(Dataset rows describing interfaces)
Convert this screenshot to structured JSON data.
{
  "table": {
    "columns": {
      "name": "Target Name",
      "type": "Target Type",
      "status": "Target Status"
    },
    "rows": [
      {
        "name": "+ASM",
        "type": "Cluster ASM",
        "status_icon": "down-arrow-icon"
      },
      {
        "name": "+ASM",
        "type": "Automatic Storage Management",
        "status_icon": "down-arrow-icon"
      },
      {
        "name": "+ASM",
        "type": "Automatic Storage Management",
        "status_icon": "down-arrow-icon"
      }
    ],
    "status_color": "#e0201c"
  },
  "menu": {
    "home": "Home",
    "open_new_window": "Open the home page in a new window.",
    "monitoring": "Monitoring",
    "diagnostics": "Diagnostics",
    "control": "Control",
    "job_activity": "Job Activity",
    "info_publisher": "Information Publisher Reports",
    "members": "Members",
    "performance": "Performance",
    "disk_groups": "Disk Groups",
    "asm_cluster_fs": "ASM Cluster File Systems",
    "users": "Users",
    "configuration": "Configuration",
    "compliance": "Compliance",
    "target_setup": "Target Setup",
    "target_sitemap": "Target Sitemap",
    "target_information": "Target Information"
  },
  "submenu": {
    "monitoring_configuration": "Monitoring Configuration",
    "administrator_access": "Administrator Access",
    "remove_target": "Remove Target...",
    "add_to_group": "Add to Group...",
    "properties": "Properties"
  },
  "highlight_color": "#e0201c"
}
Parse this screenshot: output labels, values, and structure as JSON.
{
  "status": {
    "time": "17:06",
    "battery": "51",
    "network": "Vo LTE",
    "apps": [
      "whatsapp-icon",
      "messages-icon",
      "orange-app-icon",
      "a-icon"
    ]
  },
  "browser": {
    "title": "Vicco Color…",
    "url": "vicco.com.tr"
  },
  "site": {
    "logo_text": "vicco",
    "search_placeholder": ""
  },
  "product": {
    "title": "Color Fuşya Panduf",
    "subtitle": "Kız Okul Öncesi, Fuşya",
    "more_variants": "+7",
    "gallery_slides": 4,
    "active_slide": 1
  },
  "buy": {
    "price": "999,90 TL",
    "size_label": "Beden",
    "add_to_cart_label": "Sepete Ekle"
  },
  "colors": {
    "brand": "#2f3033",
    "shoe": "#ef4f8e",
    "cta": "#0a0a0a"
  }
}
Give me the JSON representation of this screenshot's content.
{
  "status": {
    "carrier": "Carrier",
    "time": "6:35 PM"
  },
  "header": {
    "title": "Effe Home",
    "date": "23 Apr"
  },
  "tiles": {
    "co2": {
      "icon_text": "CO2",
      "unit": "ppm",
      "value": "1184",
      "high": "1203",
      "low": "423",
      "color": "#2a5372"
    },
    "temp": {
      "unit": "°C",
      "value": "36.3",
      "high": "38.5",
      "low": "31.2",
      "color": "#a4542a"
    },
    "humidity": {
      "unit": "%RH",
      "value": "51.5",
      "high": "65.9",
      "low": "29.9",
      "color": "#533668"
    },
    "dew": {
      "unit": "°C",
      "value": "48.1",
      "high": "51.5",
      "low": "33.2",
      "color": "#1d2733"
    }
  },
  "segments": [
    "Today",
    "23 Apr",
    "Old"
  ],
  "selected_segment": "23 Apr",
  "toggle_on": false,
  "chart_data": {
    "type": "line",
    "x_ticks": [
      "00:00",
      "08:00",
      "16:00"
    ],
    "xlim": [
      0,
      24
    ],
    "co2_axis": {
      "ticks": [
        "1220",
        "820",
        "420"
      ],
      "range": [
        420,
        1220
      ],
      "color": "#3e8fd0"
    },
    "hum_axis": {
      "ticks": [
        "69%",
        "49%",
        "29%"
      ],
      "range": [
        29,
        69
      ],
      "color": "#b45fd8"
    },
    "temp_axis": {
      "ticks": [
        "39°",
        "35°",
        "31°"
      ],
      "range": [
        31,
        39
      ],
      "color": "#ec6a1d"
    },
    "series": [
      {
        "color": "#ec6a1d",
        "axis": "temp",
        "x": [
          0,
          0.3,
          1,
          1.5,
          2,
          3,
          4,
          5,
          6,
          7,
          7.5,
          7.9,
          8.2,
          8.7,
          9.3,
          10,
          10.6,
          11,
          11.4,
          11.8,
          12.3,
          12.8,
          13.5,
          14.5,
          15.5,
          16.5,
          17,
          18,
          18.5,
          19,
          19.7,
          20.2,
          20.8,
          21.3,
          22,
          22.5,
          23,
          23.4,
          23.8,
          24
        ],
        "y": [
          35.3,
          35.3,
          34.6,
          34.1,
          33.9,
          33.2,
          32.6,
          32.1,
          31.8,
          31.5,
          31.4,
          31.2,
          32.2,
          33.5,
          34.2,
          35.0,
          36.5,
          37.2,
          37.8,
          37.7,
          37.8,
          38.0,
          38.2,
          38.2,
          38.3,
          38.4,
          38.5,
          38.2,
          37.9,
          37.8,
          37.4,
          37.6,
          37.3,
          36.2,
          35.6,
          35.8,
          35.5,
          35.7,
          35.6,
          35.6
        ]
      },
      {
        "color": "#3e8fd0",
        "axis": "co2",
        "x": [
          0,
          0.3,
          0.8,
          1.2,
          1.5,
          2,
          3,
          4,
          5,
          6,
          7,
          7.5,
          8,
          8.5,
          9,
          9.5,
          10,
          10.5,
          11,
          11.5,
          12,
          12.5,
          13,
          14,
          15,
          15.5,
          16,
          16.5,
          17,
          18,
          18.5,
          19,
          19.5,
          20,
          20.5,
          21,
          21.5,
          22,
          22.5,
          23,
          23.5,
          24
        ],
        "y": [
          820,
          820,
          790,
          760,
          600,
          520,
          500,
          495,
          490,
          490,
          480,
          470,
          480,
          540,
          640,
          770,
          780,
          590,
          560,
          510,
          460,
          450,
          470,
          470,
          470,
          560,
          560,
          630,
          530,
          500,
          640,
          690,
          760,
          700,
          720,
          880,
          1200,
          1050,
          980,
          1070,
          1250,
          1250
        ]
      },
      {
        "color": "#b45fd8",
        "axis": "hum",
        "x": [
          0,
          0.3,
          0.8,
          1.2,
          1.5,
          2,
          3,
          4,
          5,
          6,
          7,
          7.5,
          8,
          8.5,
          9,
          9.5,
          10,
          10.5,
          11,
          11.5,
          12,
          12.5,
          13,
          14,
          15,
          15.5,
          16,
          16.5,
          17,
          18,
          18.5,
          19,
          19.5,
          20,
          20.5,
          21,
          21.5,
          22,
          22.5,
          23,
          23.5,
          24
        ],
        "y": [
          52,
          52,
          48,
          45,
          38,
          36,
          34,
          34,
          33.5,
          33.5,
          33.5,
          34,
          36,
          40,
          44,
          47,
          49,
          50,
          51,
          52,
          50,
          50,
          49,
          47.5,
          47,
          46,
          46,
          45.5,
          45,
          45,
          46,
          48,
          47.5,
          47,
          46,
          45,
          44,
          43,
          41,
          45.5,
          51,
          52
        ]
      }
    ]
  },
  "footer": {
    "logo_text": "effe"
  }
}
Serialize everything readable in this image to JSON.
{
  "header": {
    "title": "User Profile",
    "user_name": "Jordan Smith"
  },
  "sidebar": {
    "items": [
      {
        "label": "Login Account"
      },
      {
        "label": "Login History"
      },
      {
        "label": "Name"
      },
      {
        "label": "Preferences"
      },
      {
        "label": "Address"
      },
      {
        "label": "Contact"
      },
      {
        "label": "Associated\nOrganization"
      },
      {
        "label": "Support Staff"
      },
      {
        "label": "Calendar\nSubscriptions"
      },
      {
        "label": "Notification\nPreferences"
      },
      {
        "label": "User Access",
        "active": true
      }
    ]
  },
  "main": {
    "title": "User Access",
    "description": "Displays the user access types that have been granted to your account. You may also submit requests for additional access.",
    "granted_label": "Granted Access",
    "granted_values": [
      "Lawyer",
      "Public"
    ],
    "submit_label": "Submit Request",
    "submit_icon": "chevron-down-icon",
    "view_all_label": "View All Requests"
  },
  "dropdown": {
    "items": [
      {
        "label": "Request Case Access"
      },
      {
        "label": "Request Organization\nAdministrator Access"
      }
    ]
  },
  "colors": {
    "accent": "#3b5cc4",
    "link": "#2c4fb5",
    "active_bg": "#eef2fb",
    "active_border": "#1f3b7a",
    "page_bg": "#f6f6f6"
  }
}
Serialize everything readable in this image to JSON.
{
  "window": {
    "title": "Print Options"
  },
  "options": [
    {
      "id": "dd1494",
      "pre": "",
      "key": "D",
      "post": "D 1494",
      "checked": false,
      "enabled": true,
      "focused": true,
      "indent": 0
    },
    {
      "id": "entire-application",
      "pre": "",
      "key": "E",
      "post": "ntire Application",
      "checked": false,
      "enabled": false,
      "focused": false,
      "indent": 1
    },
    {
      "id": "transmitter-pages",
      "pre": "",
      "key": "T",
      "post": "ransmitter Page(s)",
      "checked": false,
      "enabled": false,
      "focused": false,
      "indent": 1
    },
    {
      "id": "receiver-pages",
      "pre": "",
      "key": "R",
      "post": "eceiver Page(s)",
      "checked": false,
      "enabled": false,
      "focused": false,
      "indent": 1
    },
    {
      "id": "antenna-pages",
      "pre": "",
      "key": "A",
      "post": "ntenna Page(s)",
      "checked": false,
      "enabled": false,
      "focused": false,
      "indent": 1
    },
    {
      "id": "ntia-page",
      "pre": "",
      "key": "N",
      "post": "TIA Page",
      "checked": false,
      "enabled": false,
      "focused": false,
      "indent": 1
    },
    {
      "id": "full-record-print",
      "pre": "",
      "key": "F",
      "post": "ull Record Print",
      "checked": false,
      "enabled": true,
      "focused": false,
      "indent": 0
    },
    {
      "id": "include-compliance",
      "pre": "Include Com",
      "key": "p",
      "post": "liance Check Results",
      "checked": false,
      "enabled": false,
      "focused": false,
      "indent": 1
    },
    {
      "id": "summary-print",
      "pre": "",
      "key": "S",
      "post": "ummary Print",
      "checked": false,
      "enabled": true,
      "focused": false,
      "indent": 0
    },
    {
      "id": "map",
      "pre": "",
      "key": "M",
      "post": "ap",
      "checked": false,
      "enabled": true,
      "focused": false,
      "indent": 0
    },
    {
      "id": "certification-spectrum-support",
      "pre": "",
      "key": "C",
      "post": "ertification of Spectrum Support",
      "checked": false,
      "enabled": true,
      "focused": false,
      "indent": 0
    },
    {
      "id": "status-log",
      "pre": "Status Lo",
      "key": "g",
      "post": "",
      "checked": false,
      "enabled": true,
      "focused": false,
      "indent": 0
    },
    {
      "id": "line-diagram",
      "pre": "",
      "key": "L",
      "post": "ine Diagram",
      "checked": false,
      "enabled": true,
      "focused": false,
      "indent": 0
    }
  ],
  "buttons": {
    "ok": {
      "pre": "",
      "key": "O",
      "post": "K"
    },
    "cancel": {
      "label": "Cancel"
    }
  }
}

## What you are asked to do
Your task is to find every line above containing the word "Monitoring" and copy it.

## Response area
    "monitoring": "Monitoring",
    "monitoring_configuration": "Monitoring Configuration",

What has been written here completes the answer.